Being able to transform the shit in a marriage or relationship made think about gardening and how the addition of manure helps to make a richer, healthier soil. Maybe the same is true for marriage or any other meaningful relationship. Depending on how it is handled, maybe some shit can actually be good.
Now that I am no longer married, I’ve decided to take a peek into the wide world of dating. Although I know I am capable of living alone, I’d much rather be in a relationship–to have that special someone by my side to share tacos, sunsets and all the other joys of life.
I want to be purposeful about the process—to be mindful and take it seriously–but also stay lighthearted, have fun, and try to see the humor in all of it. I’ve joined a few meet-up groups and have created profiles on a few dating apps. As I have been swiping left and right, I was amused to find the voice of Toni Tennille singing “You Better Shop Around” running through my head:
“Try to get yourself a bargain, girl Don't be sold on the very first one Good-looking guys come a dime a dozen Try to find the one who's gonna give you true loving

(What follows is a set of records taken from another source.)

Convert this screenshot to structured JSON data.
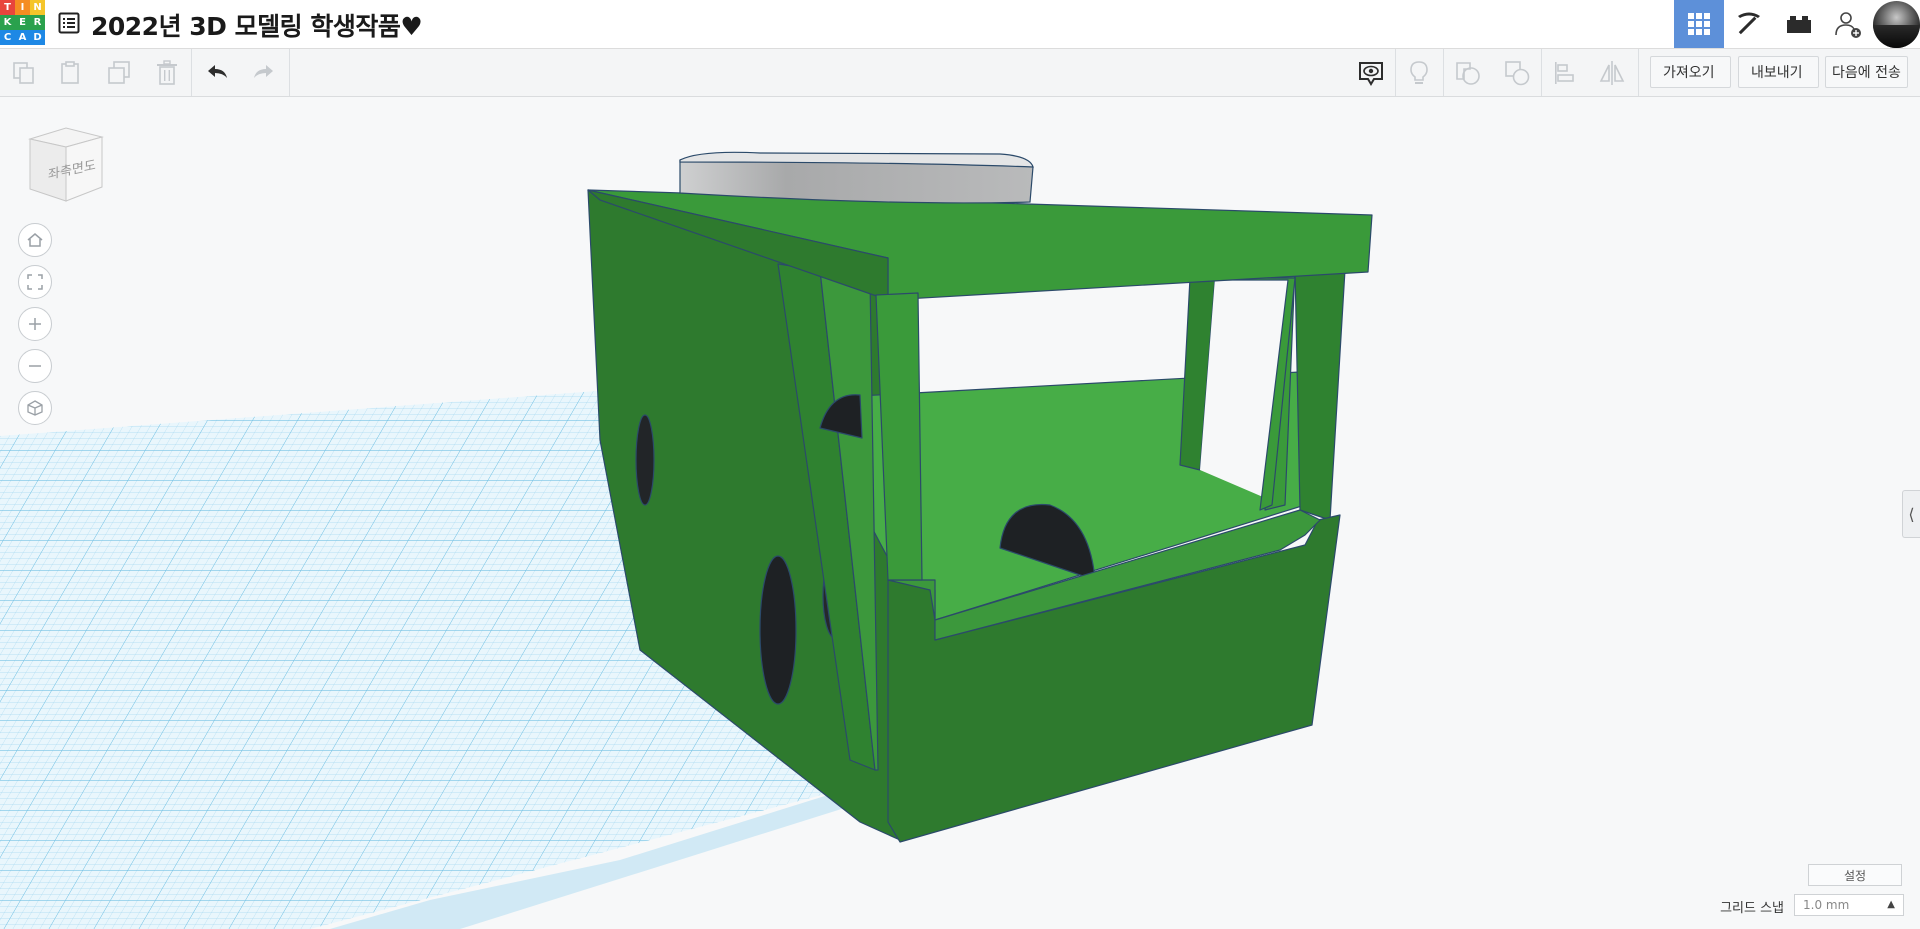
{
  "app": {
    "logo_letters": [
      "T",
      "I",
      "N",
      "K",
      "E",
      "R",
      "C",
      "A",
      "D"
    ],
    "logo_colors": [
      "#e8453c",
      "#f58d22",
      "#f5c52a",
      "#2aa14d",
      "#2aa14d",
      "#2aa14d",
      "#1e88e5",
      "#1e88e5",
      "#1e88e5"
    ],
    "design_title": "2022년 3D 모델링 학생작품♥",
    "accent_color": "#5d90d9"
  },
  "header": {
    "buttons": [
      {
        "name": "3d-design-view",
        "icon": "grid-icon",
        "active": true
      },
      {
        "name": "minecraft-view",
        "icon": "pickaxe-icon",
        "active": false
      },
      {
        "name": "lego-bricks-view",
        "icon": "brick-icon",
        "active": false
      },
      {
        "name": "add-collaborator",
        "icon": "add-user-icon",
        "active": false
      }
    ]
  },
  "toolbar": {
    "left_tools": [
      {
        "name": "copy",
        "icon": "copy-icon"
      },
      {
        "name": "paste",
        "icon": "paste-icon"
      },
      {
        "name": "duplicate",
        "icon": "duplicate-icon"
      },
      {
        "name": "delete",
        "icon": "trash-icon"
      },
      {
        "name": "undo",
        "icon": "undo-icon"
      },
      {
        "name": "redo",
        "icon": "redo-icon"
      }
    ],
    "right_tools": [
      {
        "name": "notes",
        "icon": "comment-eye-icon"
      },
      {
        "name": "show-all",
        "icon": "lightbulb-icon"
      },
      {
        "name": "group",
        "icon": "group-icon"
      },
      {
        "name": "ungroup",
        "icon": "ungroup-icon"
      },
      {
        "name": "align",
        "icon": "align-icon"
      },
      {
        "name": "mirror",
        "icon": "mirror-icon"
      }
    ],
    "import_label": "가져오기",
    "export_label": "내보내기",
    "send_to_label": "다음에 전송"
  },
  "workplane": {
    "viewcube_label": "좌측면도",
    "nav_buttons": [
      "home-icon",
      "fit-view-icon",
      "zoom-in-icon",
      "zoom-out-icon",
      "perspective-icon"
    ],
    "model_color": "#3a9a3a",
    "grid_color": "#8fd0ec"
  },
  "footer": {
    "settings_label": "설정",
    "grid_snap_label": "그리드 스냅",
    "grid_snap_value": "1.0 mm"
  }
}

Before you take someone and say I do, now Make sure he's in love with you, now Make sure that his love is true, now I hate to see you feeling sad and blue, now My momma told me, you better shop around”
I have noticed that for most people, the word divorce rolls off the tongue like any other word, but it is not that way for me. When I try to say it, I feel my throat tighten and when someone else says it, I feel myself flinch. The word holds pain and sorrow–so much so that when asked about my marital status, I prefer to say I am no longer married rather than using that word.
For a short period of time, I was seeing a great life coach who helped me with many things, one of which was re-framing this aspect of my life. She encouraged me to come up with my own definition for the word. I tried to see beyond what I was experiencing at that time, and came up with this definition:
Divorce: A deep, dark, difficult decision, out of which rises a door, through which discovery, development and a new direction are possible.